Decadal-scale changes in abundance of non-scleractinian invertebrates on a Caribbean coral reef.
Journal of Experimental Marine Biology and Ecology

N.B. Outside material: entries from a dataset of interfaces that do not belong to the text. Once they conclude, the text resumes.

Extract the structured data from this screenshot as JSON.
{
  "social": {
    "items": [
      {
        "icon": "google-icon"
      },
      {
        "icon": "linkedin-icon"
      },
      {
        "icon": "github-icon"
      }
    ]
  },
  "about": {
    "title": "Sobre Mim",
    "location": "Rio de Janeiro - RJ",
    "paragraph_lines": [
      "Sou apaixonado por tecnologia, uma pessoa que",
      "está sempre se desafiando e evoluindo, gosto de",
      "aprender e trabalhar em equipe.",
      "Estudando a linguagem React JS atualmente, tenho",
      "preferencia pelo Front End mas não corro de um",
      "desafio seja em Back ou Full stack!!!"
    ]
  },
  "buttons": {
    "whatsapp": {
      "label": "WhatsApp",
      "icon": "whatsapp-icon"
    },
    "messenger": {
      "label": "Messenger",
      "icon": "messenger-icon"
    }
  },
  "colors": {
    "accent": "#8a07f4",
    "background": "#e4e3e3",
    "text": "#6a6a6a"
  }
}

The benthic community structure of the shallow reefs of St. John, US Virgin Islands, was studied from 1992 to 2007 to test the hypotheses that the abundances of non-scleractinian invertebrates have changed, and further, that the changes are associated with variation in the percentage cover of scleractinian coral and macroalgae. The study utilized photoquadrats (0.25 m2) from fringing reefs (7–9 m depth) characterized by igneous boulders and low (b5%) coral cover, and results from six sites were pooled to describe these reefs as a single habitat. Photoquadrats were analyzed biennially for the abundance of invertebrates, particularly those belonging to four well represented classes (Anthozoa, Demospongiae, Echinoidea, and Polychaeta), as well as the cover of scleractinians and macroalgae. Overall, the combined (multivariate) abundance of 30 invertebrate taxa changed over time, the combined (multivariate) abundance of the four invertebrate classes changed over time, and the individual (univariate) abundance of anthozoans, sponges, and echinoids changed over time. Throughout the study, coral cover remained b5%, and while it varied significantly, it did not display a consistent trajectory of change; in contrast, the cover of macroalgae increased throughout the study. While it is unsurprising that the abundances of invertebrates changed over 15 y, notably they varied even though coral cover remained stable, in only a few cases were they related positively to macroalgal cover, and in most cases it was members of the suspension feeding guild that became more abundant. These outcomes suggest that: (1) benthic invertebrates on the shallow reefs of St. John may be more strongly influenced by regional (e.g., larva supply) than local (e.g., coral cover)conditions, (2) Caribbean reefs have changed more since the early 1990s than can be inferred from variation in cover of coral and macroalgae, and (3) suspension feeding invertebrates have become more common on shallow fringing reefs in at least one location.